TASK PROMPT
What number of lines in the data below contain the string "columns"? Answer with that number alone.

SOURCE MATERIAL
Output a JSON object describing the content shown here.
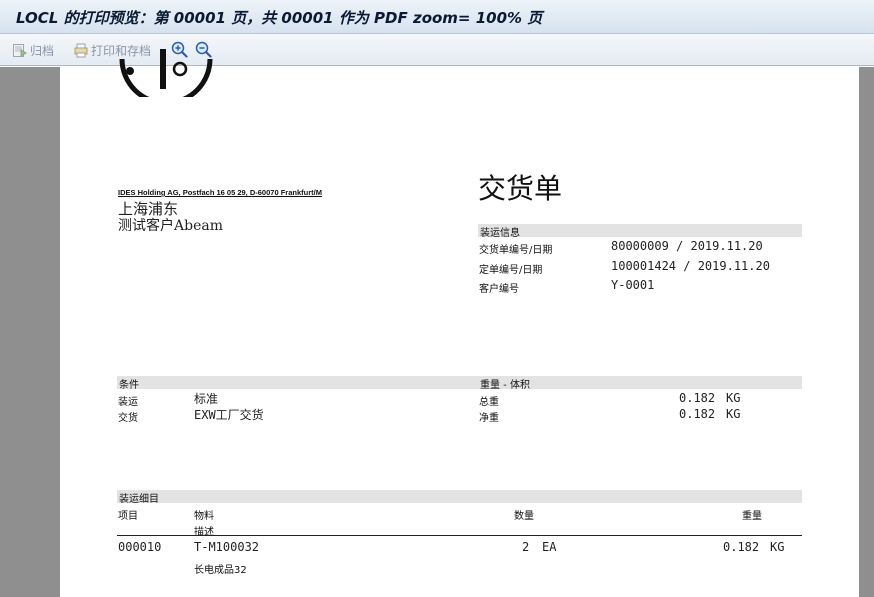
{
  "window": {
    "title": "LOCL 的打印预览：第 00001 页，共 00001 作为 PDF zoom= 100% 页"
  },
  "toolbar": {
    "archive_label": "归档",
    "print_archive_label": "打印和存档",
    "zoom_in_icon": "zoom-in-icon",
    "zoom_out_icon": "zoom-out-icon"
  },
  "document": {
    "sender_line": "IDES Holding AG, Postfach 16 05 29, D-60070 Frankfurt/M",
    "recipient": [
      "上海浦东",
      "测试客户Abeam"
    ],
    "doc_title": "交货单",
    "shipping_info": {
      "header": "装运信息",
      "rows": [
        {
          "label": "交货单编号/日期",
          "value": "80000009 / 2019.11.20"
        },
        {
          "label": "定单编号/日期",
          "value": "100001424 / 2019.11.20"
        },
        {
          "label": "客户编号",
          "value": "Y-0001"
        }
      ]
    },
    "conditions": {
      "header": "条件",
      "rows": [
        {
          "label": "装运",
          "value": "标准"
        },
        {
          "label": "交货",
          "value": "EXW工厂交货"
        }
      ]
    },
    "weight_volume": {
      "header": "重量 - 体积",
      "rows": [
        {
          "label": "总重",
          "value": "0.182",
          "unit": "KG"
        },
        {
          "label": "净重",
          "value": "0.182",
          "unit": "KG"
        }
      ]
    },
    "items": {
      "header": "装运细目",
      "columns": {
        "item": "项目",
        "material": "物料",
        "description": "描述",
        "quantity": "数量",
        "weight": "重量"
      },
      "rows": [
        {
          "item": "000010",
          "material": "T-M100032",
          "description": "长电成品32",
          "quantity": "2",
          "qty_unit": "EA",
          "weight": "0.182",
          "weight_unit": "KG"
        }
      ]
    }
  }
}
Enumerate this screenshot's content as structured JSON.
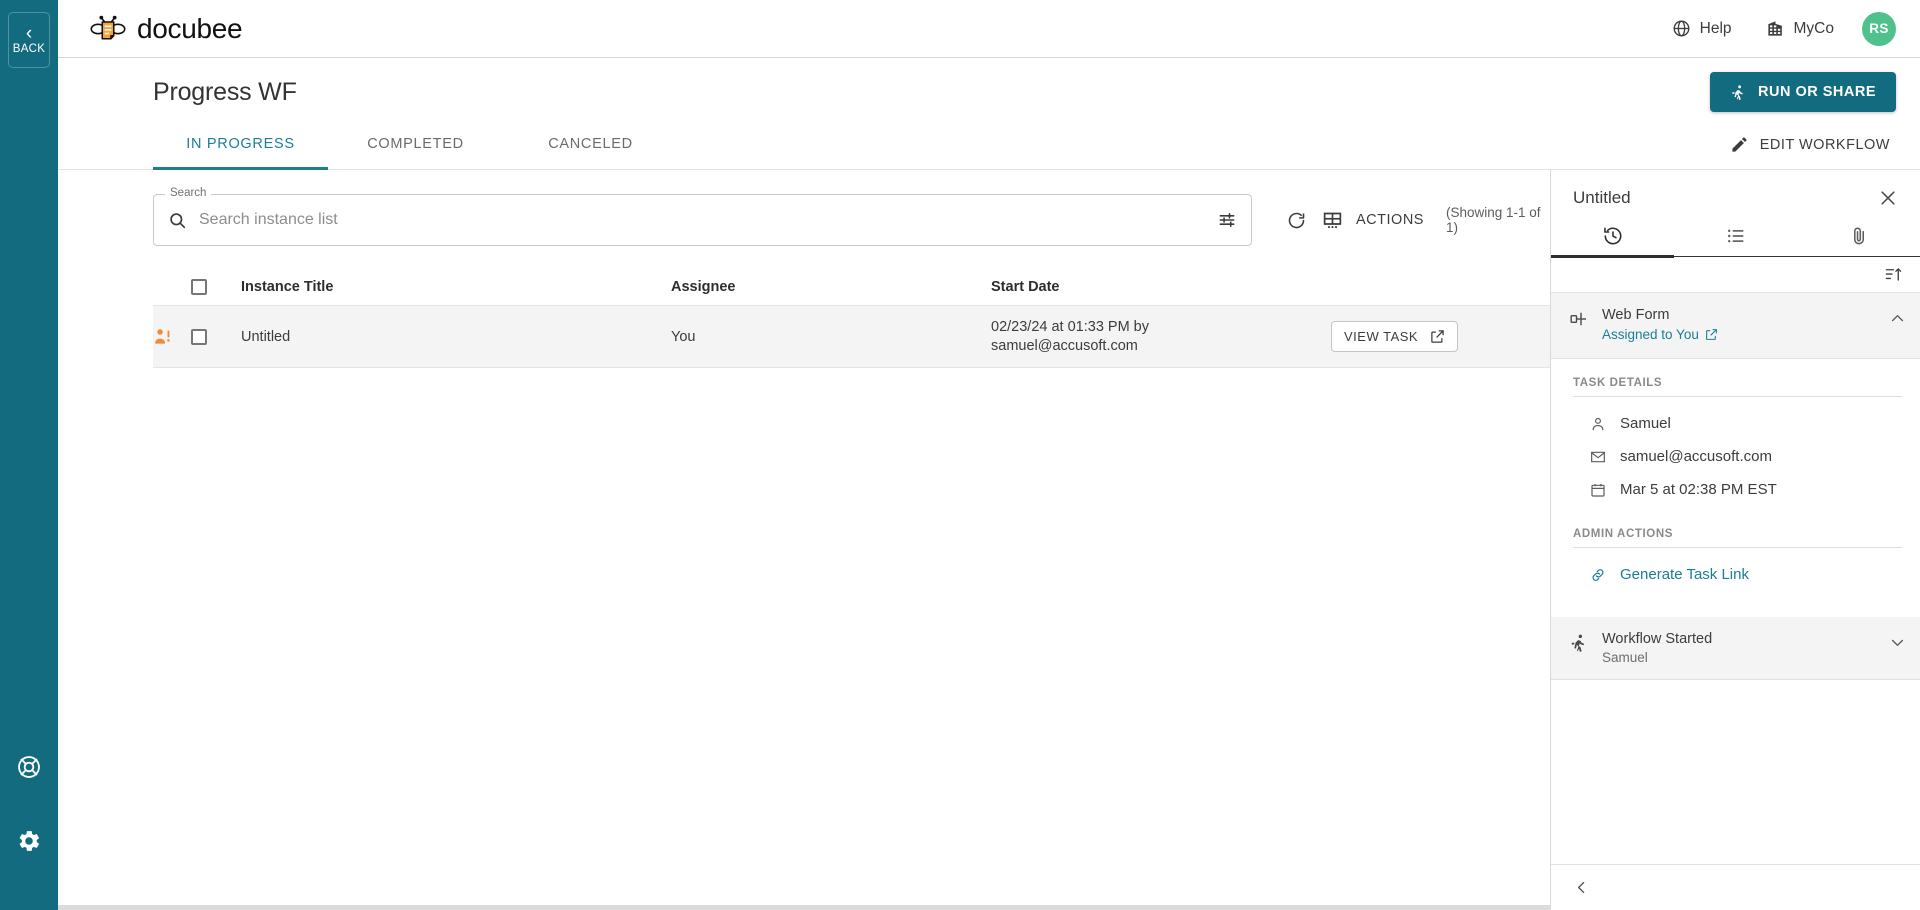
{
  "rail": {
    "back_label": "BACK",
    "back_icon": "chevron-left-icon",
    "support_icon": "life-ring-icon",
    "settings_icon": "gear-icon"
  },
  "header": {
    "logo_icon": "docubee-bee-logo",
    "brand": "docubee",
    "help_label": "Help",
    "help_icon": "globe-help-icon",
    "org_label": "MyCo",
    "org_icon": "building-icon",
    "avatar_initials": "RS",
    "avatar_color": "#4fc18b"
  },
  "page": {
    "title": "Progress WF",
    "run_or_share_label": "RUN OR SHARE",
    "run_or_share_icon": "running-person-icon",
    "edit_workflow_label": "EDIT WORKFLOW",
    "edit_workflow_icon": "pencil-icon",
    "accent_color": "#136b7f"
  },
  "tabs": [
    {
      "label": "IN PROGRESS",
      "active": true
    },
    {
      "label": "COMPLETED",
      "active": false
    },
    {
      "label": "CANCELED",
      "active": false
    }
  ],
  "search": {
    "legend": "Search",
    "placeholder": "Search instance list",
    "value": "",
    "search_icon": "magnifier-icon",
    "filter_icon": "tune-sliders-icon"
  },
  "toolbar": {
    "refresh_icon": "refresh-icon",
    "columns_icon": "table-columns-icon",
    "actions_label": "ACTIONS",
    "showing_text": "(Showing 1-1 of 1)"
  },
  "table": {
    "select_all_checked": false,
    "columns": [
      "Instance Title",
      "Assignee",
      "Start Date"
    ],
    "rows": [
      {
        "status_icon": "person-alert-icon",
        "checked": false,
        "title": "Untitled",
        "assignee": "You",
        "start_date_line1": "02/23/24 at 01:33 PM by",
        "start_date_line2": "samuel@accusoft.com",
        "action_label": "VIEW TASK",
        "action_icon": "external-link-icon"
      }
    ]
  },
  "right_panel": {
    "title": "Untitled",
    "close_icon": "close-icon",
    "tabs": [
      {
        "icon": "history-clock-icon",
        "active": true
      },
      {
        "icon": "list-icon",
        "active": false
      },
      {
        "icon": "paperclip-icon",
        "active": false
      }
    ],
    "sort_icon": "sort-ascending-icon",
    "steps": [
      {
        "icon": "web-form-node-icon",
        "title": "Web Form",
        "link_label": "Assigned to You",
        "link_icon": "external-link-icon",
        "chevron": "chevron-up-icon",
        "expanded": true
      }
    ],
    "task_details": {
      "heading": "TASK DETAILS",
      "rows": [
        {
          "icon": "person-icon",
          "text": "Samuel"
        },
        {
          "icon": "envelope-icon",
          "text": "samuel@accusoft.com"
        },
        {
          "icon": "calendar-icon",
          "text": "Mar 5 at 02:38 PM EST"
        }
      ]
    },
    "admin_actions": {
      "heading": "ADMIN ACTIONS",
      "rows": [
        {
          "icon": "link-chain-icon",
          "text": "Generate Task Link",
          "is_link": true
        }
      ]
    },
    "history_entry": {
      "icon": "running-person-icon",
      "title": "Workflow Started",
      "subtitle": "Samuel",
      "chevron": "chevron-down-icon"
    },
    "collapse_icon": "chevron-left-icon"
  }
}
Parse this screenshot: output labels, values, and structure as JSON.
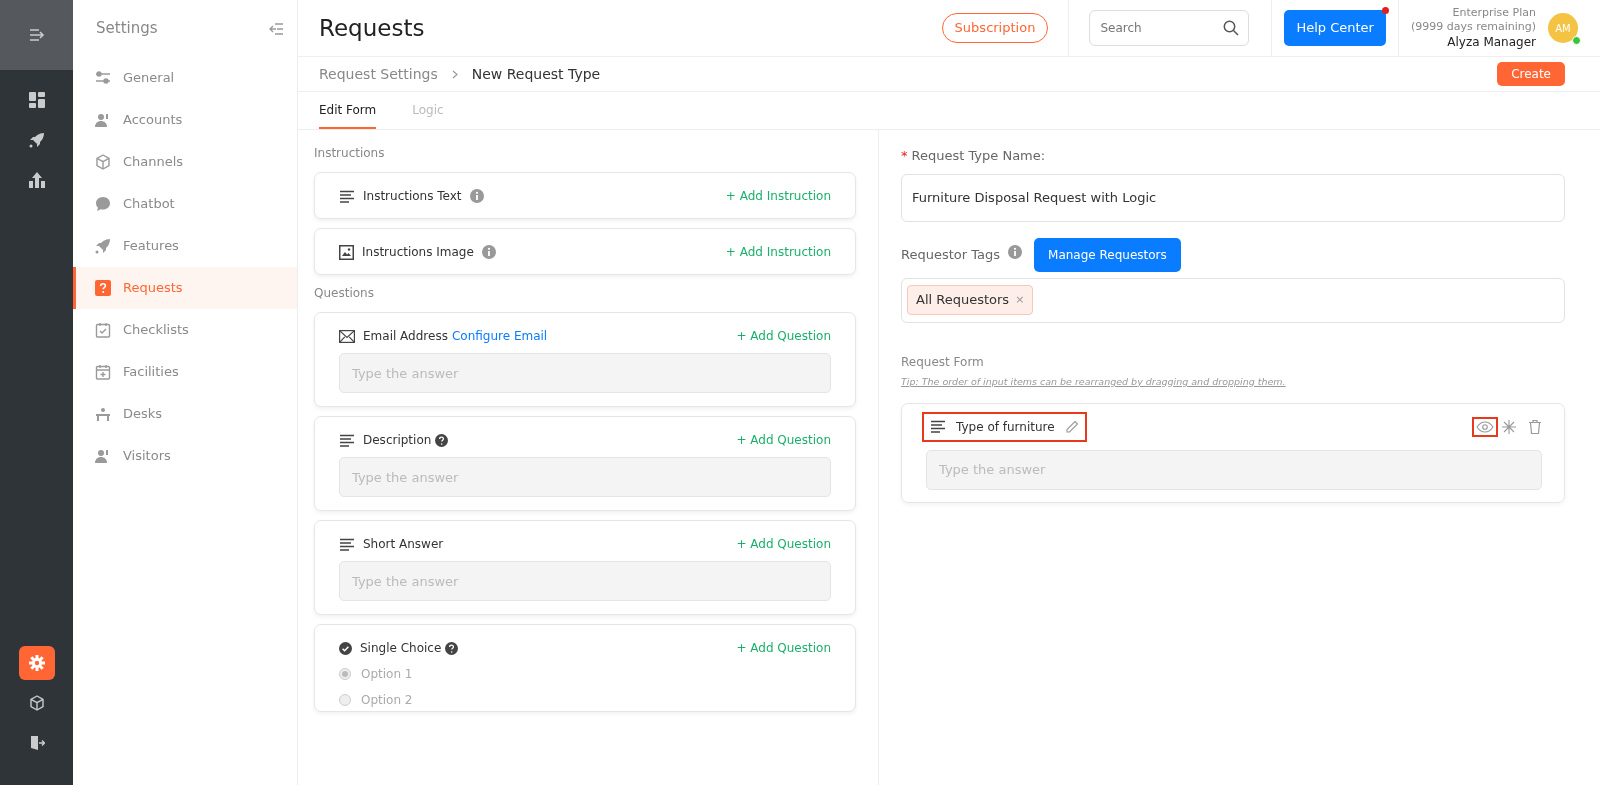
{
  "rail": [
    {
      "kind": "menu",
      "selected": false
    },
    {
      "kind": "dashboard",
      "selected": false
    },
    {
      "kind": "rocket",
      "selected": false
    },
    {
      "kind": "chart",
      "selected": false
    },
    {
      "kind": "gear",
      "selected": true
    },
    {
      "kind": "cube",
      "selected": false
    },
    {
      "kind": "exit",
      "selected": false
    }
  ],
  "sidebar": {
    "title": "Settings",
    "items": [
      {
        "label": "General",
        "kind": "sliders",
        "selected": false
      },
      {
        "label": "Accounts",
        "kind": "users",
        "selected": false
      },
      {
        "label": "Channels",
        "kind": "cube",
        "selected": false
      },
      {
        "label": "Chatbot",
        "kind": "chat",
        "selected": false
      },
      {
        "label": "Features",
        "kind": "rocket",
        "selected": false
      },
      {
        "label": "Requests",
        "kind": "question",
        "selected": true
      },
      {
        "label": "Checklists",
        "kind": "clipboard",
        "selected": false
      },
      {
        "label": "Facilities",
        "kind": "calendar",
        "selected": false
      },
      {
        "label": "Desks",
        "kind": "desk",
        "selected": false
      },
      {
        "label": "Visitors",
        "kind": "users",
        "selected": false
      }
    ]
  },
  "header": {
    "title": "Requests",
    "subscription": "Subscription",
    "search_placeholder": "Search",
    "help": "Help Center",
    "help_notification": true,
    "plan": "Enterprise Plan",
    "days": "(9999 days remaining)",
    "user": "Alyza Manager",
    "avatar": "AM",
    "online": true
  },
  "breadcrumb": [
    "Request Settings",
    "New Request Type"
  ],
  "create": "Create",
  "tabs": [
    {
      "label": "Edit Form",
      "selected": true
    },
    {
      "label": "Logic",
      "selected": false
    }
  ],
  "instructions_label": "Instructions",
  "instructions": [
    {
      "kind": "text",
      "label": "Instructions Text",
      "action": "+ Add Instruction"
    },
    {
      "kind": "image",
      "label": "Instructions Image",
      "action": "+ Add Instruction"
    }
  ],
  "questions_label": "Questions",
  "questions": [
    {
      "kind": "email",
      "label": "Email Address",
      "link": "Configure Email",
      "action": "+ Add Question",
      "placeholder": "Type the answer"
    },
    {
      "kind": "description",
      "label": "Description",
      "action": "+ Add Question",
      "placeholder": "Type the answer"
    },
    {
      "kind": "short",
      "label": "Short Answer",
      "action": "+ Add Question",
      "placeholder": "Type the answer"
    },
    {
      "kind": "single",
      "label": "Single Choice",
      "action": "+ Add Question",
      "options": [
        {
          "label": "Option 1",
          "selected": true
        },
        {
          "label": "Option 2",
          "selected": false
        }
      ]
    }
  ],
  "request_type_name": {
    "label": "Request Type Name:",
    "required_mark": "*",
    "value": "Furniture Disposal Request with Logic"
  },
  "requestor_tags": {
    "label": "Requestor Tags",
    "button": "Manage Requestors",
    "tags": [
      {
        "label": "All Requestors",
        "remove": "×"
      }
    ]
  },
  "request_form": {
    "label": "Request Form",
    "tip": "Tip: The order of input items can be rearranged by dragging and dropping them.",
    "items": [
      {
        "label": "Type of furniture",
        "placeholder": "Type the answer",
        "title_highlighted": true,
        "eye_highlighted": true
      }
    ]
  }
}
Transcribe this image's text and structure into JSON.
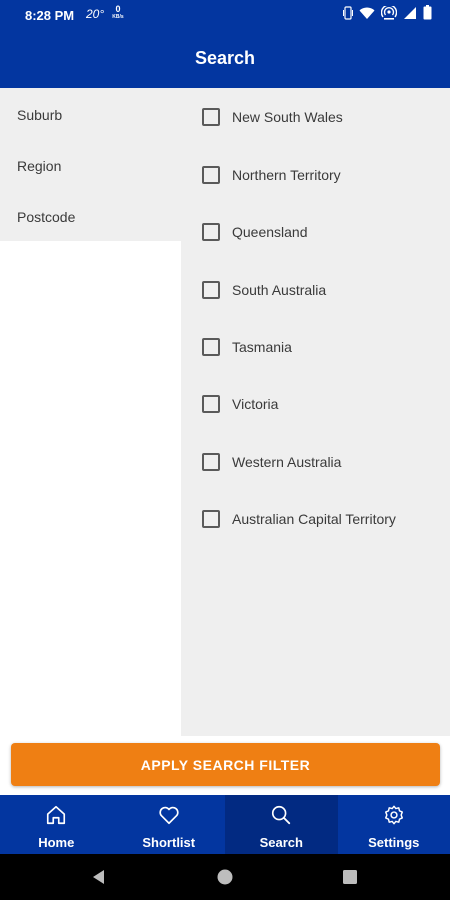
{
  "status_bar": {
    "time": "8:28 PM",
    "temperature": "20°",
    "data_rate": "0",
    "data_unit": "KB/s",
    "icons": [
      "vibrate-icon",
      "wifi-icon",
      "hotspot-icon",
      "signal-icon",
      "battery-icon"
    ]
  },
  "app_bar": {
    "title": "Search"
  },
  "left_menu": {
    "items": [
      {
        "label": "Suburb"
      },
      {
        "label": "Region"
      },
      {
        "label": "Postcode"
      }
    ]
  },
  "states": {
    "items": [
      {
        "label": "New South Wales",
        "checked": false
      },
      {
        "label": "Northern Territory",
        "checked": false
      },
      {
        "label": "Queensland",
        "checked": false
      },
      {
        "label": "South Australia",
        "checked": false
      },
      {
        "label": "Tasmania",
        "checked": false
      },
      {
        "label": "Victoria",
        "checked": false
      },
      {
        "label": "Western Australia",
        "checked": false
      },
      {
        "label": "Australian Capital Territory",
        "checked": false
      }
    ]
  },
  "apply_button": {
    "label": "APPLY SEARCH FILTER"
  },
  "bottom_nav": {
    "active": "Search",
    "items": [
      {
        "label": "Home",
        "icon": "home-icon"
      },
      {
        "label": "Shortlist",
        "icon": "heart-icon"
      },
      {
        "label": "Search",
        "icon": "search-icon"
      },
      {
        "label": "Settings",
        "icon": "gear-icon"
      }
    ]
  },
  "colors": {
    "primary": "#0336a0",
    "accent": "#ef7f13",
    "panel": "#efefef"
  }
}
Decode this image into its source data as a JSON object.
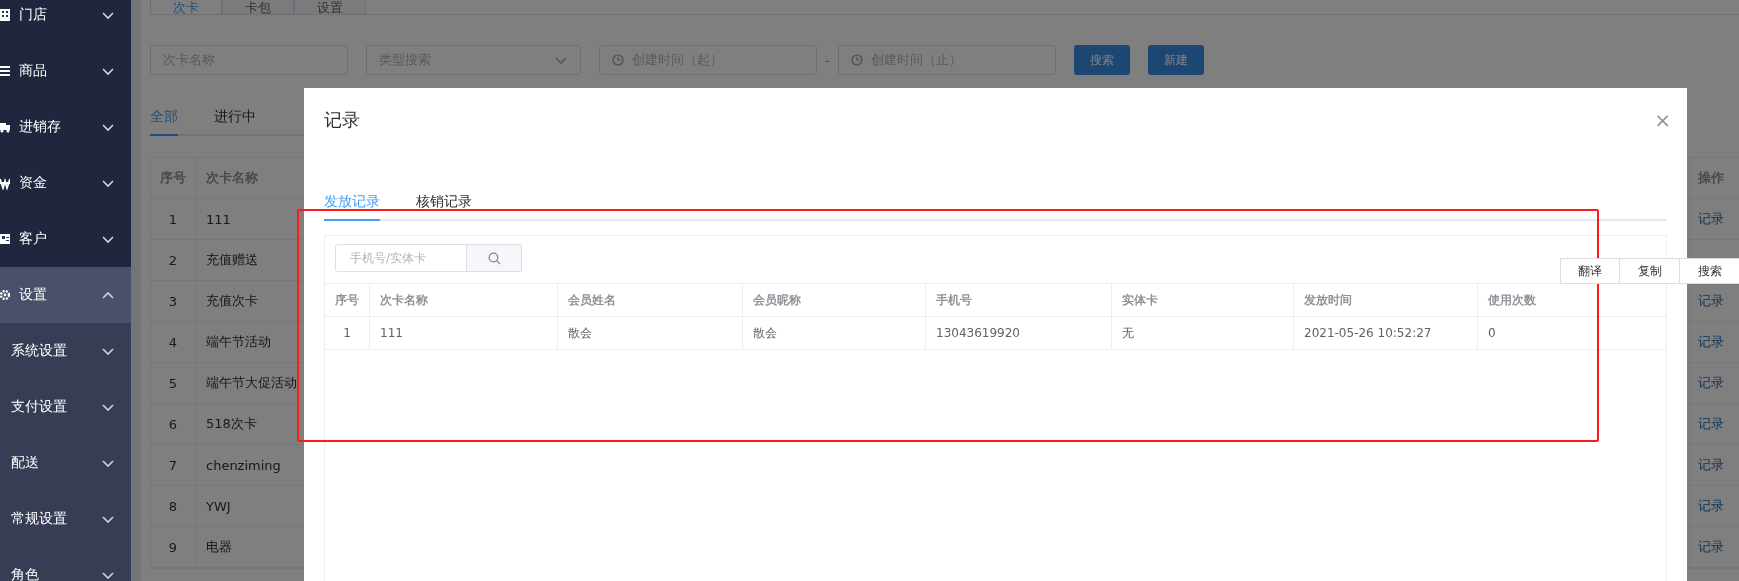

EXPECTED ANSWER
3